• [Page and application data records]:
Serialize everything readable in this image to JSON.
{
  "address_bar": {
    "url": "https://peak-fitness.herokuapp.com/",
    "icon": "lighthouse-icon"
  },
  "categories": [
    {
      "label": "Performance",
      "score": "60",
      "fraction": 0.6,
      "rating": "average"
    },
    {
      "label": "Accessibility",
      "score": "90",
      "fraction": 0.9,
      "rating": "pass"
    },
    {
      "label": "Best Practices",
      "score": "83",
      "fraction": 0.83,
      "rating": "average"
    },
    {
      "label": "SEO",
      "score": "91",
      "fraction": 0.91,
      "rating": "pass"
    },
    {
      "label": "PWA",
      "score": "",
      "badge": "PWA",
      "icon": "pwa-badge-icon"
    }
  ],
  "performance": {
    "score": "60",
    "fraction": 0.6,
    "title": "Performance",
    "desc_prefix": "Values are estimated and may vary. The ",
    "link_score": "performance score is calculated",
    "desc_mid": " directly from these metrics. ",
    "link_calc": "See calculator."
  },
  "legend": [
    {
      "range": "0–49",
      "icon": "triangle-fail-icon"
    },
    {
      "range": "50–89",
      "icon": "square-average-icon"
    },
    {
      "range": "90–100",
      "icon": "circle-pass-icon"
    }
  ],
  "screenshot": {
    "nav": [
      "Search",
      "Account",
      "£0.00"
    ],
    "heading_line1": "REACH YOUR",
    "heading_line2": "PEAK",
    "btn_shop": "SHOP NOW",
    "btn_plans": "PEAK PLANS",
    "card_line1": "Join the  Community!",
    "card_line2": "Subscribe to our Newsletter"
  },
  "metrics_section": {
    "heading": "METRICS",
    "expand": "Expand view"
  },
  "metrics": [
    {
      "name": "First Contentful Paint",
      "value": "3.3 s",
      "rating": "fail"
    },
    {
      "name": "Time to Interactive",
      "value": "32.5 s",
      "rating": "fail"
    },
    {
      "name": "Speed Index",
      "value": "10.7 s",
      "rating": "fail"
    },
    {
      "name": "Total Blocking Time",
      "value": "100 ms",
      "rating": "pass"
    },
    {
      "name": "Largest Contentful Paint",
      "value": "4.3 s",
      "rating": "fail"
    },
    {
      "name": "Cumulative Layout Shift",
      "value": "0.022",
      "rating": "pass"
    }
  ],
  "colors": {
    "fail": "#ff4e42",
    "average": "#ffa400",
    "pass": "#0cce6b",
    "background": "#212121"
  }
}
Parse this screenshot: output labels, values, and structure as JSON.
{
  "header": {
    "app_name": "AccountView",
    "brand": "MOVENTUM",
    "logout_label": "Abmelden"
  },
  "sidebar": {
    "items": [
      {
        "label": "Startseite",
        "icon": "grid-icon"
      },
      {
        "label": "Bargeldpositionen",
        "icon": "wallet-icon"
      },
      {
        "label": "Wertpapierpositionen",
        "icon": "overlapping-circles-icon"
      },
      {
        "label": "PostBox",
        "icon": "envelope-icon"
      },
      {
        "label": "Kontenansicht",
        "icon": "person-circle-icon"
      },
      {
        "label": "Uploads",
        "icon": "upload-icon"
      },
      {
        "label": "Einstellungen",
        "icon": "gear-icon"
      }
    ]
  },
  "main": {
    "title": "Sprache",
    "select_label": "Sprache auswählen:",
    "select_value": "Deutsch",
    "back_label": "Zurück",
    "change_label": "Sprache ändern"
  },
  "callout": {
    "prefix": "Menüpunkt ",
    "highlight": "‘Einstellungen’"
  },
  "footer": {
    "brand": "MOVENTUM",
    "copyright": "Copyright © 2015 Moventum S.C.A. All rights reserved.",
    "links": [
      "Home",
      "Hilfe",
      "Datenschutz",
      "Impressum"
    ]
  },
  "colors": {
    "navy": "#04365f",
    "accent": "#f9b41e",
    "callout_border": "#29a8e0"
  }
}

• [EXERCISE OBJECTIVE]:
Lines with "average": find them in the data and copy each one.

• [EXERCISE ANSWER]:
      "rating": "average"
      "rating": "average"
      "icon": "square-average-icon"
    "average": "#ffa400",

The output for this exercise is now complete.